Records for the task
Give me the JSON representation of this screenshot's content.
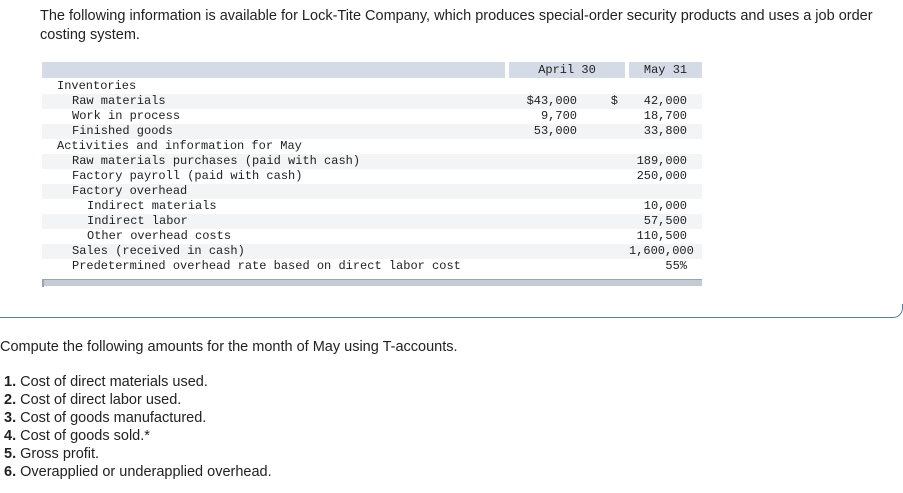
{
  "intro": "The following information is available for Lock-Tite Company, which produces special-order security products and uses a job order costing system.",
  "table": {
    "col_april": "April 30",
    "col_may": "May 31",
    "rows": [
      {
        "label": "Inventories",
        "indent": 1,
        "april": "",
        "dollar": "",
        "may": ""
      },
      {
        "label": "Raw materials",
        "indent": 2,
        "april": "$43,000",
        "dollar": "$",
        "may": "42,000"
      },
      {
        "label": "Work in process",
        "indent": 2,
        "april": "9,700",
        "dollar": "",
        "may": "18,700"
      },
      {
        "label": "Finished goods",
        "indent": 2,
        "april": "53,000",
        "dollar": "",
        "may": "33,800"
      },
      {
        "label": "Activities and information for May",
        "indent": 1,
        "april": "",
        "dollar": "",
        "may": ""
      },
      {
        "label": "Raw materials purchases (paid with cash)",
        "indent": 2,
        "april": "",
        "dollar": "",
        "may": "189,000"
      },
      {
        "label": "Factory payroll (paid with cash)",
        "indent": 2,
        "april": "",
        "dollar": "",
        "may": "250,000"
      },
      {
        "label": "Factory overhead",
        "indent": 2,
        "april": "",
        "dollar": "",
        "may": ""
      },
      {
        "label": "Indirect materials",
        "indent": 3,
        "april": "",
        "dollar": "",
        "may": "10,000"
      },
      {
        "label": "Indirect labor",
        "indent": 3,
        "april": "",
        "dollar": "",
        "may": "57,500"
      },
      {
        "label": "Other overhead costs",
        "indent": 3,
        "april": "",
        "dollar": "",
        "may": "110,500"
      },
      {
        "label": "Sales (received in cash)",
        "indent": 2,
        "april": "",
        "dollar": "",
        "may": "1,600,000"
      },
      {
        "label": "Predetermined overhead rate based on direct labor cost",
        "indent": 2,
        "april": "",
        "dollar": "",
        "may": "55%"
      }
    ]
  },
  "question": "Compute the following amounts for the month of May using T-accounts.",
  "items": [
    {
      "num": "1.",
      "text": "Cost of direct materials used."
    },
    {
      "num": "2.",
      "text": "Cost of direct labor used."
    },
    {
      "num": "3.",
      "text": "Cost of goods manufactured."
    },
    {
      "num": "4.",
      "text": "Cost of goods sold.*"
    },
    {
      "num": "5.",
      "text": "Gross profit."
    },
    {
      "num": "6.",
      "text": "Overapplied or underapplied overhead."
    }
  ]
}
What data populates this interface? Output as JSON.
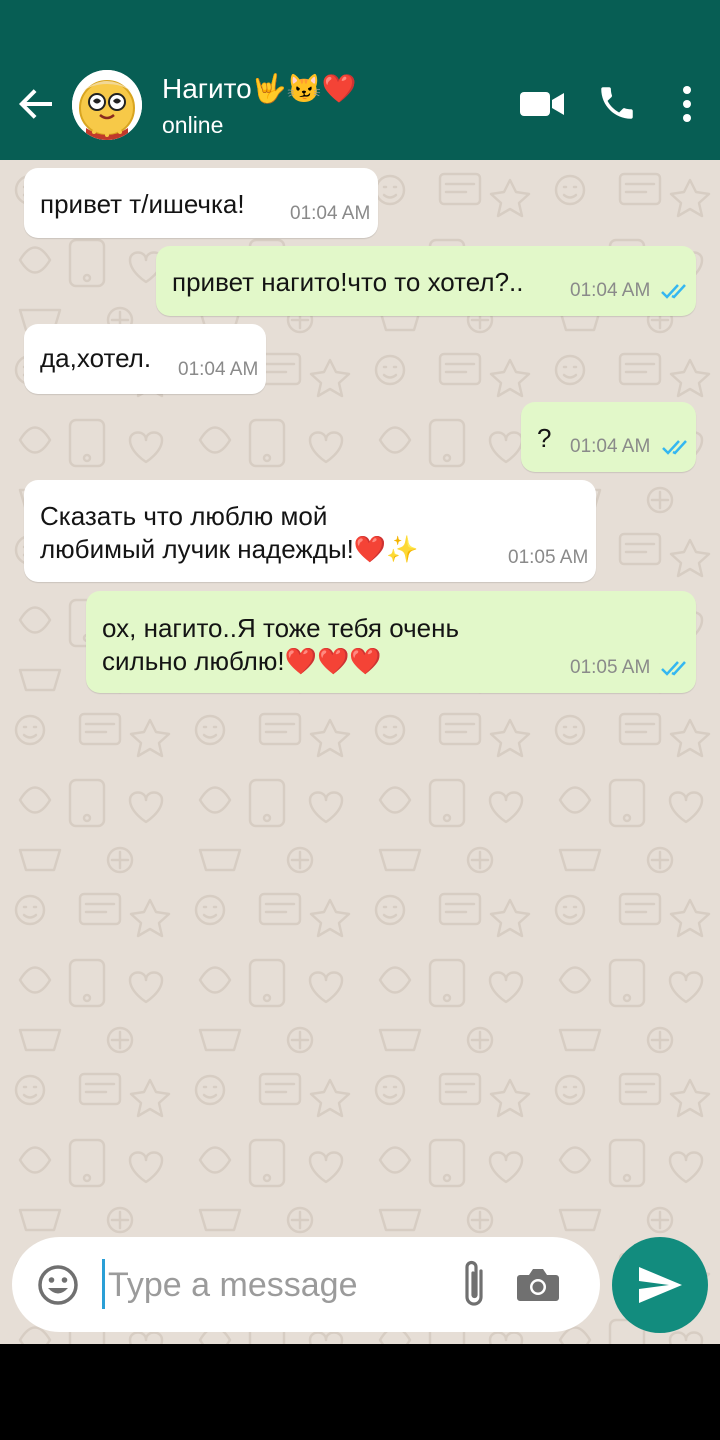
{
  "contact": {
    "name": "Нагито🤟😼❤️",
    "status": "online"
  },
  "icons": {
    "back": "arrow-back-icon",
    "video": "video-call-icon",
    "call": "phone-call-icon",
    "menu": "more-vert-icon",
    "emoji": "emoji-icon",
    "attach": "paperclip-icon",
    "camera": "camera-icon",
    "send": "send-icon",
    "read_receipt": "double-check-icon"
  },
  "colors": {
    "header": "#075e54",
    "incoming_bubble": "#ffffff",
    "outgoing_bubble": "#e2f8c9",
    "chat_background": "#e6ded6",
    "send_button": "#128c7e",
    "read_ticks": "#34b7f1"
  },
  "messages": [
    {
      "direction": "in",
      "text": "привет т/ишечка!",
      "time": "01:04 AM"
    },
    {
      "direction": "out",
      "text": "привет нагито!что то хотел?..",
      "time": "01:04 AM",
      "status": "read"
    },
    {
      "direction": "in",
      "text": "да,хотел.",
      "time": "01:04 AM"
    },
    {
      "direction": "out",
      "text": "?",
      "time": "01:04 AM",
      "status": "read"
    },
    {
      "direction": "in",
      "text": "Сказать что люблю мой\nлюбимый лучик надежды!❤️✨",
      "time": "01:05 AM"
    },
    {
      "direction": "out",
      "text": "ох, нагито..Я тоже тебя очень\nсильно люблю!❤️❤️❤️",
      "time": "01:05 AM",
      "status": "read"
    }
  ],
  "composer": {
    "placeholder": "Type a message",
    "value": ""
  }
}
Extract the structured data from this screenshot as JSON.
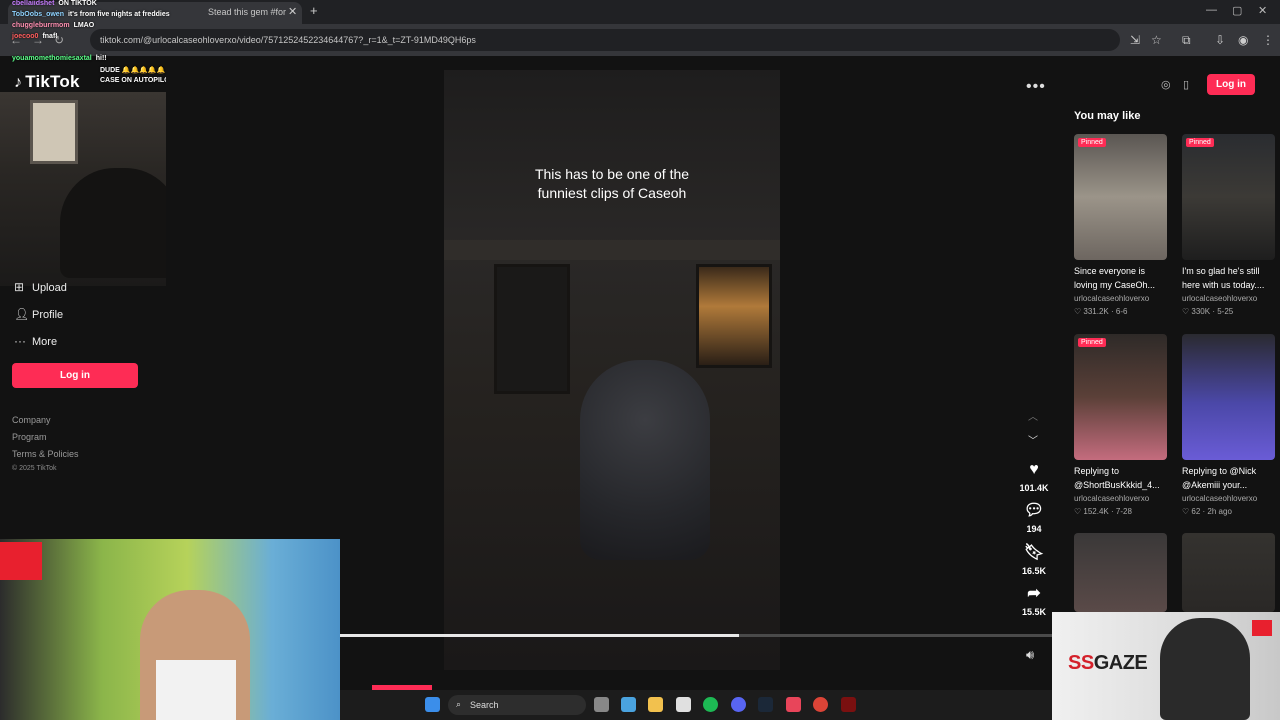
{
  "browser": {
    "tab_title": "Stead this gem #foryoupa",
    "url": "tiktok.com/@urlocalcaseohloverxo/video/7571252452234644767?_r=1&_t=ZT-91MD49QH6ps"
  },
  "chat": [
    {
      "user": "cbellaiidshet",
      "message": "ON TIKTOK",
      "color": "#c77dff"
    },
    {
      "user": "TobOobs_owen",
      "message": "it's from five nights at freddies",
      "color": "#8fd3ff"
    },
    {
      "user": "chuggleburrmom",
      "message": "LMAO",
      "color": "#ff8fb1"
    },
    {
      "user": "joecoo0",
      "message": "fnaf!",
      "color": "#ff5c5c"
    },
    {
      "user": "",
      "message": "",
      "color": "#ff5c5c"
    },
    {
      "user": "youamomethomiesaxtal",
      "message": "hi!!",
      "color": "#5cff8a"
    },
    {
      "user": "",
      "message": "DUDE 🔔🔔🔔🔔🔔",
      "color": "#8fd3ff"
    },
    {
      "user": "",
      "message": "CASE ON AUTOPILOTT",
      "color": "#ffffff"
    }
  ],
  "tiktok": {
    "logo": "TikTok",
    "nav": {
      "upload": "Upload",
      "profile": "Profile",
      "more": "More"
    },
    "login": "Log in",
    "footer": {
      "company": "Company",
      "program": "Program",
      "terms": "Terms & Policies",
      "copyright": "© 2025 TikTok"
    }
  },
  "video": {
    "caption_line1": "This has to be one of the",
    "caption_line2": "funniest clips of Caseoh",
    "likes": "101.4K",
    "comments": "194",
    "saves": "16.5K",
    "shares": "15.5K",
    "progress": 0.56
  },
  "right_panel": {
    "login": "Log in",
    "title": "You may like",
    "cards": [
      {
        "pinned": "Pinned",
        "title": "Since everyone is loving my CaseOh...",
        "user": "urlocalcaseohloverxo",
        "likes": "331.2K",
        "date": "6-6"
      },
      {
        "pinned": "Pinned",
        "title": "I'm so glad he's still here with us today....",
        "user": "urlocalcaseohloverxo",
        "likes": "330K",
        "date": "5-25"
      },
      {
        "pinned": "Pinned",
        "title": "Replying to @ShortBusKkkid_4...",
        "user": "urlocalcaseohloverxo",
        "likes": "152.4K",
        "date": "7-28"
      },
      {
        "pinned": "",
        "title": "Replying to @Nick @Akemiii your...",
        "user": "urlocalcaseohloverxo",
        "likes": "62",
        "date": "2h ago"
      },
      {
        "pinned": "",
        "title": "",
        "user": "",
        "likes": "",
        "date": ""
      },
      {
        "pinned": "",
        "title": "",
        "user": "",
        "likes": "",
        "date": ""
      }
    ]
  },
  "taskbar": {
    "search": "Search"
  },
  "ad": {
    "brand_ss": "SS",
    "brand_rest": "GAZE"
  },
  "colors": {
    "accent": "#fe2c55",
    "background": "#121212"
  },
  "icons": [
    "search-icon",
    "heart-icon",
    "comment-icon",
    "bookmark-icon",
    "share-icon",
    "volume-icon",
    "more-icon",
    "profile-icon",
    "upload-icon"
  ]
}
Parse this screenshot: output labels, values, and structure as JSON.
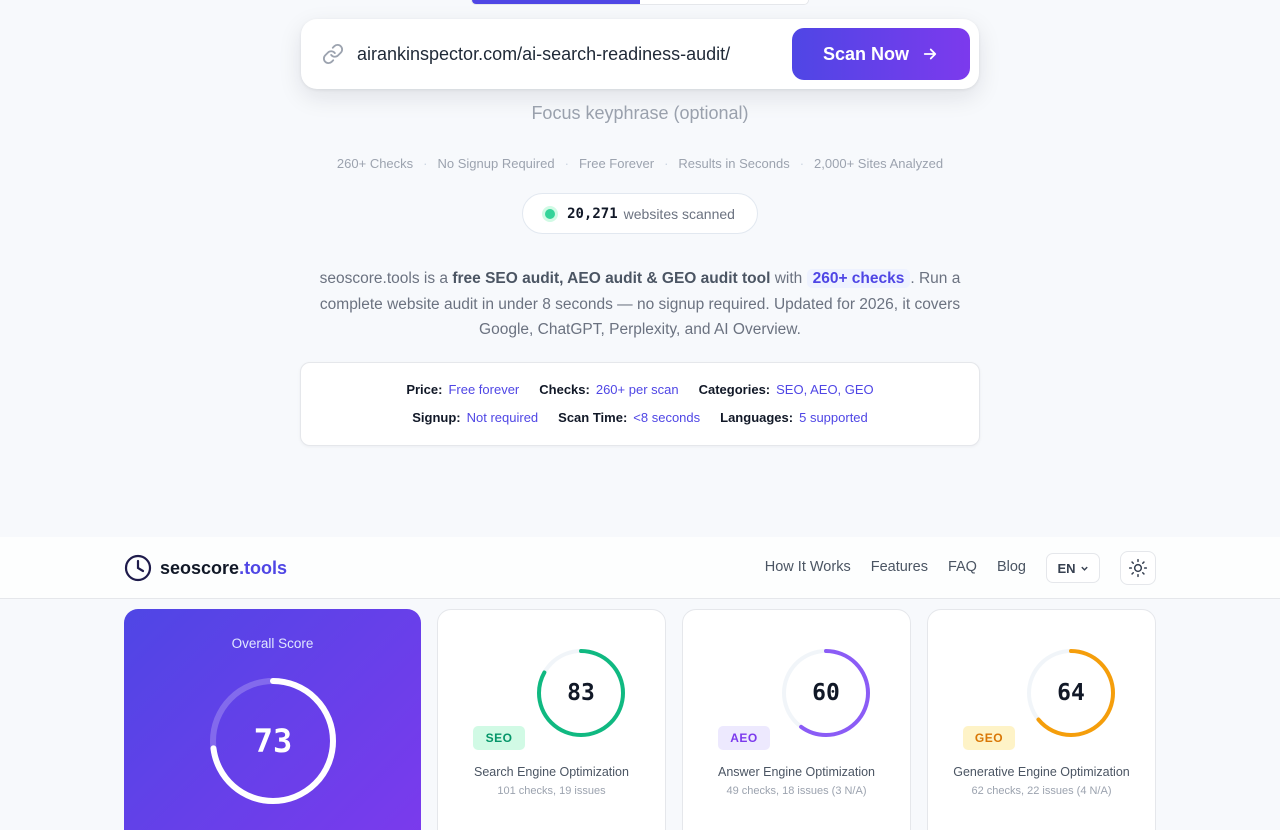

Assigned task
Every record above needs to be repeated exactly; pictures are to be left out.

Solution to the problem
Give me the JSON representation of this screenshot's content.
{
  "intro": "The following information is available for Lock-Tite Company, which produces special-order security products and uses a job order costing system.",
  "table": {
    "col_april": "April 30",
    "col_may": "May 31",
    "rows": [
      {
        "label": "Inventories",
        "indent": 1,
        "april": "",
        "dollar": "",
        "may": ""
      },
      {
        "label": "Raw materials",
        "indent": 2,
        "april": "$43,000",
        "dollar": "$",
        "may": "42,000"
      },
      {
        "label": "Work in process",
        "indent": 2,
        "april": "9,700",
        "dollar": "",
        "may": "18,700"
      },
      {
        "label": "Finished goods",
        "indent": 2,
        "april": "53,000",
        "dollar": "",
        "may": "33,800"
      },
      {
        "label": "Activities and information for May",
        "indent": 1,
        "april": "",
        "dollar": "",
        "may": ""
      },
      {
        "label": "Raw materials purchases (paid with cash)",
        "indent": 2,
        "april": "",
        "dollar": "",
        "may": "189,000"
      },
      {
        "label": "Factory payroll (paid with cash)",
        "indent": 2,
        "april": "",
        "dollar": "",
        "may": "250,000"
      },
      {
        "label": "Factory overhead",
        "indent": 2,
        "april": "",
        "dollar": "",
        "may": ""
      },
      {
        "label": "Indirect materials",
        "indent": 3,
        "april": "",
        "dollar": "",
        "may": "10,000"
      },
      {
        "label": "Indirect labor",
        "indent": 3,
        "april": "",
        "dollar": "",
        "may": "57,500"
      },
      {
        "label": "Other overhead costs",
        "indent": 3,
        "april": "",
        "dollar": "",
        "may": "110,500"
      },
      {
        "label": "Sales (received in cash)",
        "indent": 2,
        "april": "",
        "dollar": "",
        "may": "1,600,000"
      },
      {
        "label": "Predetermined overhead rate based on direct labor cost",
        "indent": 2,
        "april": "",
        "dollar": "",
        "may": "55%"
      }
    ]
  },
  "question": "Compute the following amounts for the month of May using T-accounts.",
  "items": [
    {
      "num": "1.",
      "text": "Cost of direct materials used."
    },
    {
      "num": "2.",
      "text": "Cost of direct labor used."
    },
    {
      "num": "3.",
      "text": "Cost of goods manufactured."
    },
    {
      "num": "4.",
      "text": "Cost of goods sold.*"
    },
    {
      "num": "5.",
      "text": "Gross profit."
    },
    {
      "num": "6.",
      "text": "Overapplied or underapplied overhead."
    }
  ]
}
What data populates this interface? Output as JSON.
{
  "contact": {
    "name": "Нагито🤟😼❤️",
    "status": "online"
  },
  "icons": {
    "back": "arrow-back-icon",
    "video": "video-call-icon",
    "call": "phone-call-icon",
    "menu": "more-vert-icon",
    "emoji": "emoji-icon",
    "attach": "paperclip-icon",
    "camera": "camera-icon",
    "send": "send-icon",
    "read_receipt": "double-check-icon"
  },
  "colors": {
    "header": "#075e54",
    "incoming_bubble": "#ffffff",
    "outgoing_bubble": "#e2f8c9",
    "chat_background": "#e6ded6",
    "send_button": "#128c7e",
    "read_ticks": "#34b7f1"
  },
  "messages": [
    {
      "direction": "in",
      "text": "привет т/ишечка!",
      "time": "01:04 AM"
    },
    {
      "direction": "out",
      "text": "привет нагито!что то хотел?..",
      "time": "01:04 AM",
      "status": "read"
    },
    {
      "direction": "in",
      "text": "да,хотел.",
      "time": "01:04 AM"
    },
    {
      "direction": "out",
      "text": "?",
      "time": "01:04 AM",
      "status": "read"
    },
    {
      "direction": "in",
      "text": "Сказать что люблю мой\nлюбимый лучик надежды!❤️✨",
      "time": "01:05 AM"
    },
    {
      "direction": "out",
      "text": "ох, нагито..Я тоже тебя очень\nсильно люблю!❤️❤️❤️",
      "time": "01:05 AM",
      "status": "read"
    }
  ],
  "composer": {
    "placeholder": "Type a message",
    "value": ""
  }
}
Extract the structured data from this screenshot as JSON.
{
  "browser": {
    "tab_title": "Stead this gem #foryoupa",
    "url": "tiktok.com/@urlocalcaseohloverxo/video/7571252452234644767?_r=1&_t=ZT-91MD49QH6ps"
  },
  "chat": [
    {
      "user": "cbellaiidshet",
      "message": "ON TIKTOK",
      "color": "#c77dff"
    },
    {
      "user": "TobOobs_owen",
      "message": "it's from five nights at freddies",
      "color": "#8fd3ff"
    },
    {
      "user": "chuggleburrmom",
      "message": "LMAO",
      "color": "#ff8fb1"
    },
    {
      "user": "joecoo0",
      "message": "fnaf!",
      "color": "#ff5c5c"
    },
    {
      "user": "",
      "message": "",
      "color": "#ff5c5c"
    },
    {
      "user": "youamomethomiesaxtal",
      "message": "hi!!",
      "color": "#5cff8a"
    },
    {
      "user": "",
      "message": "DUDE 🔔🔔🔔🔔🔔",
      "color": "#8fd3ff"
    },
    {
      "user": "",
      "message": "CASE ON AUTOPILOTT",
      "color": "#ffffff"
    }
  ],
  "tiktok": {
    "logo": "TikTok",
    "nav": {
      "upload": "Upload",
      "profile": "Profile",
      "more": "More"
    },
    "login": "Log in",
    "footer": {
      "company": "Company",
      "program": "Program",
      "terms": "Terms & Policies",
      "copyright": "© 2025 TikTok"
    }
  },
  "video": {
    "caption_line1": "This has to be one of the",
    "caption_line2": "funniest clips of Caseoh",
    "likes": "101.4K",
    "comments": "194",
    "saves": "16.5K",
    "shares": "15.5K",
    "progress": 0.56
  },
  "right_panel": {
    "login": "Log in",
    "title": "You may like",
    "cards": [
      {
        "pinned": "Pinned",
        "title": "Since everyone is loving my CaseOh...",
        "user": "urlocalcaseohloverxo",
        "likes": "331.2K",
        "date": "6-6"
      },
      {
        "pinned": "Pinned",
        "title": "I'm so glad he's still here with us today....",
        "user": "urlocalcaseohloverxo",
        "likes": "330K",
        "date": "5-25"
      },
      {
        "pinned": "Pinned",
        "title": "Replying to @ShortBusKkkid_4...",
        "user": "urlocalcaseohloverxo",
        "likes": "152.4K",
        "date": "7-28"
      },
      {
        "pinned": "",
        "title": "Replying to @Nick @Akemiii your...",
        "user": "urlocalcaseohloverxo",
        "likes": "62",
        "date": "2h ago"
      },
      {
        "pinned": "",
        "title": "",
        "user": "",
        "likes": "",
        "date": ""
      },
      {
        "pinned": "",
        "title": "",
        "user": "",
        "likes": "",
        "date": ""
      }
    ]
  },
  "taskbar": {
    "search": "Search"
  },
  "ad": {
    "brand_ss": "SS",
    "brand_rest": "GAZE"
  },
  "colors": {
    "accent": "#fe2c55",
    "background": "#121212"
  },
  "icons": [
    "search-icon",
    "heart-icon",
    "comment-icon",
    "bookmark-icon",
    "share-icon",
    "volume-icon",
    "more-icon",
    "profile-icon",
    "upload-icon"
  ]
}
Parse this screenshot: output labels, values, and structure as JSON.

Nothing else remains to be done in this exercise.